Source data:
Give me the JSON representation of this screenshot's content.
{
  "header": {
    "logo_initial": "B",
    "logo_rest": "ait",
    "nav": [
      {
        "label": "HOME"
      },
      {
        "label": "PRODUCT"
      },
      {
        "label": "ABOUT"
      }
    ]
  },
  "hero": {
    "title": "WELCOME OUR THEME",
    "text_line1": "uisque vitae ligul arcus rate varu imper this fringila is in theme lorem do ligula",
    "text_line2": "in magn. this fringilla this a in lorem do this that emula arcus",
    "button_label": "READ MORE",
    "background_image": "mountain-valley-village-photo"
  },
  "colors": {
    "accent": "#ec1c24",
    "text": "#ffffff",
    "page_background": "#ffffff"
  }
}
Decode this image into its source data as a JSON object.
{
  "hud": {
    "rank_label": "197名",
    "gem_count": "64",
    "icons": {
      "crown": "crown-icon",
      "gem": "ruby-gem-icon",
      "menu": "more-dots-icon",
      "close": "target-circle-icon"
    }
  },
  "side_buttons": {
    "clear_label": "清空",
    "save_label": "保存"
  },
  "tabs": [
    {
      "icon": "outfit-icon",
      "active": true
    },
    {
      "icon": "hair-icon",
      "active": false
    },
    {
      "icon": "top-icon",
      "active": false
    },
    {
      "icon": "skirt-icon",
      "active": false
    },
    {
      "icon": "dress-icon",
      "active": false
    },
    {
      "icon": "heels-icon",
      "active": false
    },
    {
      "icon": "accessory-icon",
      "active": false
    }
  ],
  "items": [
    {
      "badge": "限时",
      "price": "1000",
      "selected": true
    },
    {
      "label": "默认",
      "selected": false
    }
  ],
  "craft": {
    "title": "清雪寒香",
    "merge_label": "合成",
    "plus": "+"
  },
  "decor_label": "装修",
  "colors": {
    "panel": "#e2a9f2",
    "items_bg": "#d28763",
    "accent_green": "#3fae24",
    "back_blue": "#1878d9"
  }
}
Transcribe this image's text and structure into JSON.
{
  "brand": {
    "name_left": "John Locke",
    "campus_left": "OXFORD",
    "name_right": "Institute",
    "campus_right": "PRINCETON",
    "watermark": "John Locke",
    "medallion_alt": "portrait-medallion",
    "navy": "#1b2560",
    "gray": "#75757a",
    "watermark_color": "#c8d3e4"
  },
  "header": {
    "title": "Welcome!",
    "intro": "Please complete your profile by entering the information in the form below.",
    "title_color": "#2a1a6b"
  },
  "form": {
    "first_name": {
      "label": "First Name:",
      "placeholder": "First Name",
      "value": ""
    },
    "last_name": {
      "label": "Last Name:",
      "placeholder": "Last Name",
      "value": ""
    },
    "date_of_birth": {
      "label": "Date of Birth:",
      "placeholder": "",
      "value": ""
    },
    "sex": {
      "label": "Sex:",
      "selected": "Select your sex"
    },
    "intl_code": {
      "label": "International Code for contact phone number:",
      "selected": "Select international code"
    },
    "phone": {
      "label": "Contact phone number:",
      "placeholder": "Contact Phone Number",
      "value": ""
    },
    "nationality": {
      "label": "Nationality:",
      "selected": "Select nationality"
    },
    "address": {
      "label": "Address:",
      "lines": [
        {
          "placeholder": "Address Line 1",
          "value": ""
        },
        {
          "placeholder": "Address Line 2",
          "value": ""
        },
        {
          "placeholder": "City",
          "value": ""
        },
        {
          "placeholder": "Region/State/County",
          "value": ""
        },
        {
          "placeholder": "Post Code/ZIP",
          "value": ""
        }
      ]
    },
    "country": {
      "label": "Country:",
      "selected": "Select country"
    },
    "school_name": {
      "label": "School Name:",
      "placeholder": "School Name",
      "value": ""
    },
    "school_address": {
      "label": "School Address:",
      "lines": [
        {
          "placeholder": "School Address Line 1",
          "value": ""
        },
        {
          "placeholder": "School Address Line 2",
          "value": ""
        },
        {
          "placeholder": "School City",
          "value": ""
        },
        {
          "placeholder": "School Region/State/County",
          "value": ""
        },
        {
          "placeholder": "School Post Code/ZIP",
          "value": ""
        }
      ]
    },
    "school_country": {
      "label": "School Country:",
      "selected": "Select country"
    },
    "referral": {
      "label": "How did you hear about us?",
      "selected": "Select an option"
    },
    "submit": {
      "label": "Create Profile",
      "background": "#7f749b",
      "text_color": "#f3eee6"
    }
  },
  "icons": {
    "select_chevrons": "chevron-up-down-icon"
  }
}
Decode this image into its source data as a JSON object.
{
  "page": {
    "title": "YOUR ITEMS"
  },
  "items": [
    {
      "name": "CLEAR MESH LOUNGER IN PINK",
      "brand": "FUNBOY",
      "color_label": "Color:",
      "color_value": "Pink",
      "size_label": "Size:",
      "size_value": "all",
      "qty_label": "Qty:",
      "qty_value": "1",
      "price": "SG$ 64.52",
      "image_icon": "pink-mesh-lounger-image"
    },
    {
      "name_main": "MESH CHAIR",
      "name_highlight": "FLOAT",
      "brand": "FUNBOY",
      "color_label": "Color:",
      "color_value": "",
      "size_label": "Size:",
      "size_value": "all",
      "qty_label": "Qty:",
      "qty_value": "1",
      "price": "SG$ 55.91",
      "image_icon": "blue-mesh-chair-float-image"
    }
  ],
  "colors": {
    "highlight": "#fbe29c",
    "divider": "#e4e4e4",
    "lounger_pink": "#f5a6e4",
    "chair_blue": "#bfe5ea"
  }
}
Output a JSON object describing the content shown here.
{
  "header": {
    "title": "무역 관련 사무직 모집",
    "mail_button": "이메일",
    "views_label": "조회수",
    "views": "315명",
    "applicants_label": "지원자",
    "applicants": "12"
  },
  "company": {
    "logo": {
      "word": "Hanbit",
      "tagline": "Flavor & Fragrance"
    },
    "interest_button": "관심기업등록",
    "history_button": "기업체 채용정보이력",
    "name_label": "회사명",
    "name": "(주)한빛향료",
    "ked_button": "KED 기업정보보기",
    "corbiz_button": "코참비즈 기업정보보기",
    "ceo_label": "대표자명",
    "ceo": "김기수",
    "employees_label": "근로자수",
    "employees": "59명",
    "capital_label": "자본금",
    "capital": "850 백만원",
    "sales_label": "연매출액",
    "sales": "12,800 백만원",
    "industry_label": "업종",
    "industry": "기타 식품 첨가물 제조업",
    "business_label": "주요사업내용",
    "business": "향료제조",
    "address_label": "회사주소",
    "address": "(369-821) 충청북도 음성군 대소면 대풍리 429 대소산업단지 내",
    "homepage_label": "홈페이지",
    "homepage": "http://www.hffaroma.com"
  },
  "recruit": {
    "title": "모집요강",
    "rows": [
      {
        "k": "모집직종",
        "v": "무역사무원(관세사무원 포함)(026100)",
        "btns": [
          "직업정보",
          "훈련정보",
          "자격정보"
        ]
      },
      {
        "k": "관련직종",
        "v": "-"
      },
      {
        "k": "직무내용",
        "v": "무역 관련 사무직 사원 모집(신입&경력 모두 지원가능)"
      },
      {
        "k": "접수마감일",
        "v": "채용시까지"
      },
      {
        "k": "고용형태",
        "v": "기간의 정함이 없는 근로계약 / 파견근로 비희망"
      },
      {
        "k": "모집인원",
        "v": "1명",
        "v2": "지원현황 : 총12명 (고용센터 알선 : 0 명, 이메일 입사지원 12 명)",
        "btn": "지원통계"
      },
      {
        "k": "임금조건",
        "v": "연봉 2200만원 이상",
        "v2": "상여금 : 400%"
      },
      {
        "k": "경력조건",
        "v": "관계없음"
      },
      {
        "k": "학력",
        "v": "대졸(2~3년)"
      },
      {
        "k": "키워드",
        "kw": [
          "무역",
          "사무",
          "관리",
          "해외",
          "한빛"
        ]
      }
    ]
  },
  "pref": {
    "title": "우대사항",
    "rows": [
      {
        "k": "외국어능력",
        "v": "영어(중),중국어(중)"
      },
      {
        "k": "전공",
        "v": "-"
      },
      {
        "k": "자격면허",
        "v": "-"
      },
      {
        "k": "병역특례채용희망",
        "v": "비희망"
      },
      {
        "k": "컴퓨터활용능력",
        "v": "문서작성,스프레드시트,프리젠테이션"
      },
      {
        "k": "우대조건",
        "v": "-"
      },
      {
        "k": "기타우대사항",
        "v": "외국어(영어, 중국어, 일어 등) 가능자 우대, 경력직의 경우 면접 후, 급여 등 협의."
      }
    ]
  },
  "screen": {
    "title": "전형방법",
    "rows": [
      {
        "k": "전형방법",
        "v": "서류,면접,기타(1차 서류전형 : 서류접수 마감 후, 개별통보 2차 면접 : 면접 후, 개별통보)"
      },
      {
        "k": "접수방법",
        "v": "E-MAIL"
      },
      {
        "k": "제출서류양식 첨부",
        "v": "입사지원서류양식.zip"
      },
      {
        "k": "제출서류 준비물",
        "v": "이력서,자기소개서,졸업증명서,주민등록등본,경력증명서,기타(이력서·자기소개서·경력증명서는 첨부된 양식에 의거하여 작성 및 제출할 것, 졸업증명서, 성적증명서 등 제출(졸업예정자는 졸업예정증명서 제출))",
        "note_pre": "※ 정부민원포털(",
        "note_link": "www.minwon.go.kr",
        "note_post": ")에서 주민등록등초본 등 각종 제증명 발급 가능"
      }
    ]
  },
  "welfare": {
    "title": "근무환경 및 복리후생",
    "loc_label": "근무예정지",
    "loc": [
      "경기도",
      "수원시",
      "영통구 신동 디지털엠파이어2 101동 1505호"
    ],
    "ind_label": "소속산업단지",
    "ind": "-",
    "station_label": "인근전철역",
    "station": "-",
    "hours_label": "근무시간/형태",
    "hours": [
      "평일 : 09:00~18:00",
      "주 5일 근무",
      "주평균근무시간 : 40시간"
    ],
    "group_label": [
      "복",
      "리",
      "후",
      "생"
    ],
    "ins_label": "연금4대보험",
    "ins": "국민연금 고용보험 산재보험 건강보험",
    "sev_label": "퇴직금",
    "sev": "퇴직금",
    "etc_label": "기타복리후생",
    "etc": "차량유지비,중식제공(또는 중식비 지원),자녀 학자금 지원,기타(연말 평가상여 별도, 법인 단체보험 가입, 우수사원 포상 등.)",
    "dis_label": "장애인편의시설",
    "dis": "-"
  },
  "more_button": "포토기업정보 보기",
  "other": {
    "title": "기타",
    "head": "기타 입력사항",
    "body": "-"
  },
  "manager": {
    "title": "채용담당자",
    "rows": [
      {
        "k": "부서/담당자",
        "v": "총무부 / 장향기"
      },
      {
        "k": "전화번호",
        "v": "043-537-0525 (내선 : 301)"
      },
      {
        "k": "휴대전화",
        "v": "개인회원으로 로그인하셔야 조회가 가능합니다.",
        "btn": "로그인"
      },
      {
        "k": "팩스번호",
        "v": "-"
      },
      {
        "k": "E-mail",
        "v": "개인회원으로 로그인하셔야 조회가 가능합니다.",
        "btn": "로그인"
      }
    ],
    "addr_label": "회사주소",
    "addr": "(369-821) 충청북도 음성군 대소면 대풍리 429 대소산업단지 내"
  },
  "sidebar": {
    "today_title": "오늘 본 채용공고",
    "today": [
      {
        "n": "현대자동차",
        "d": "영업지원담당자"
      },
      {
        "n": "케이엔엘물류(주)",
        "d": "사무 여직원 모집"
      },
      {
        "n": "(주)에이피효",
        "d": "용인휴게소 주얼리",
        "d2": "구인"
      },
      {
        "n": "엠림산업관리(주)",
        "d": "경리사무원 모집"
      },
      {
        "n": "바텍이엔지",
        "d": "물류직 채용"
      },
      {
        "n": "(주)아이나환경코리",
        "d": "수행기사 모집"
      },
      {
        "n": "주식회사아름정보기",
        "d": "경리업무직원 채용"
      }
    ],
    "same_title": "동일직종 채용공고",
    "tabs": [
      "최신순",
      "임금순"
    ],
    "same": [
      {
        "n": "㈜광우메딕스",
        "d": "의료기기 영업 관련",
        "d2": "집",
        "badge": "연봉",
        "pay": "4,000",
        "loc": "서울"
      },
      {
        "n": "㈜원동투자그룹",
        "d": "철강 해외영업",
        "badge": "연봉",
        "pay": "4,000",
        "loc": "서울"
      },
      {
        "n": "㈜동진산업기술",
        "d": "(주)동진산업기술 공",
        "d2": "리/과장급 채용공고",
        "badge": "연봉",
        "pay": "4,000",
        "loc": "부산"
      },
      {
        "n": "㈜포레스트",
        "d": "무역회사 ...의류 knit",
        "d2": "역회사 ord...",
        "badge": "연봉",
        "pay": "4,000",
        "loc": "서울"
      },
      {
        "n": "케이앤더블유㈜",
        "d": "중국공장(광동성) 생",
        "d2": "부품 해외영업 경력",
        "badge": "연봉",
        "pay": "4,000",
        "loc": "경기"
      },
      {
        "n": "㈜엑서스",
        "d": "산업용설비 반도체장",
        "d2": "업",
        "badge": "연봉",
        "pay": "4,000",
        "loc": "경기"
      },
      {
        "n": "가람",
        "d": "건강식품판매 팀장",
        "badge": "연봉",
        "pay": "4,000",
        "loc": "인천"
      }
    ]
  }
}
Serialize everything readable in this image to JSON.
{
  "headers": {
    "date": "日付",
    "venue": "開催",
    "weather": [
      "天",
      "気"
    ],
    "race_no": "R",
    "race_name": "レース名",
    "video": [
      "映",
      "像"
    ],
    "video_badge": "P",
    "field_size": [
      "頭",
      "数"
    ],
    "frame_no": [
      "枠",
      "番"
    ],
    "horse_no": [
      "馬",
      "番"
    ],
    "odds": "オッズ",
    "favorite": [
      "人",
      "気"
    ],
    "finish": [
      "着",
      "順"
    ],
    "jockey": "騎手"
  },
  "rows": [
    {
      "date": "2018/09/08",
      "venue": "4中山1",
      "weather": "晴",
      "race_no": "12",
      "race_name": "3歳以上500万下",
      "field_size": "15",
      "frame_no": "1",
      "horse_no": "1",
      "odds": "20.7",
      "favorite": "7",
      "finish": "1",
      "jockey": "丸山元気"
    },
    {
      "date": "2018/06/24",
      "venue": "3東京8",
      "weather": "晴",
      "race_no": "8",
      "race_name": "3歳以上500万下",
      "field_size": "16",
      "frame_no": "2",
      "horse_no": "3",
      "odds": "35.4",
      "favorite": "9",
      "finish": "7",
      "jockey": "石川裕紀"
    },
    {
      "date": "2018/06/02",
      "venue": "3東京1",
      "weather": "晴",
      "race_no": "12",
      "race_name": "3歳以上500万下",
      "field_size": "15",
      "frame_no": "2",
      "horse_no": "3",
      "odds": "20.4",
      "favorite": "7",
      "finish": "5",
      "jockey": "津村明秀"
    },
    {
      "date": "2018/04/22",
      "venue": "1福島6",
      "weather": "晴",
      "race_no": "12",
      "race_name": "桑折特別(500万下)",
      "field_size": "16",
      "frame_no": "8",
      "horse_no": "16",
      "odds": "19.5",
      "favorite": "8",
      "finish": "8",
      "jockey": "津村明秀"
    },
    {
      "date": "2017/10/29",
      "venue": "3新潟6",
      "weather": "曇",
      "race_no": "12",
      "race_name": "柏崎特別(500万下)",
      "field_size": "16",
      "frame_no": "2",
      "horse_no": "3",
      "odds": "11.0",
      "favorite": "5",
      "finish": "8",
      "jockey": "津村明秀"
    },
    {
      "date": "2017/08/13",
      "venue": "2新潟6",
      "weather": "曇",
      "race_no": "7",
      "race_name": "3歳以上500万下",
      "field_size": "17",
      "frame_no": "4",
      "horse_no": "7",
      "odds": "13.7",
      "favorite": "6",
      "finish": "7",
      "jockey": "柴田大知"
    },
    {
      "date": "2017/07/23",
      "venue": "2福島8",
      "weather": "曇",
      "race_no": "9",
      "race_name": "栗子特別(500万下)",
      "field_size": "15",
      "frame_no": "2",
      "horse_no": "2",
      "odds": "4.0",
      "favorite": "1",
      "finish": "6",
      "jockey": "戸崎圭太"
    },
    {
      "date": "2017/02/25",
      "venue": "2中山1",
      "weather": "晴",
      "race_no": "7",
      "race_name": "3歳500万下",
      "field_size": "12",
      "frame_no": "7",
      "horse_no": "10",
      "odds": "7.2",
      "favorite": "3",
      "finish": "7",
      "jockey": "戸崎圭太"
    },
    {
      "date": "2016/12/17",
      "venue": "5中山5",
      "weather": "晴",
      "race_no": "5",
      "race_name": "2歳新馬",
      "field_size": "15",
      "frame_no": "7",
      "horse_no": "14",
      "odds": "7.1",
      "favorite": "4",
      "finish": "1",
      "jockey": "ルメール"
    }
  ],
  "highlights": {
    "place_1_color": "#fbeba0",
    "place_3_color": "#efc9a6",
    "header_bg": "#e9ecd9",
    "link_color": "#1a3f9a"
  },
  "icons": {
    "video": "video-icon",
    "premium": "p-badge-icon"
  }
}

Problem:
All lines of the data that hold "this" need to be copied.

Completed exercise:
Give me the JSON representation of this screenshot's content.
    "text_line1": "uisque vitae ligul arcus rate varu imper this fringila is in theme lorem do ligula",
    "text_line2": "in magn. this fringilla this a in lorem do this that emula arcus",
Decode this image into its source data as a JSON object.
Transcribe this image's text and structure into JSON.
Decode this image into its source data as a JSON object.
Serialize everything readable in this image to JSON.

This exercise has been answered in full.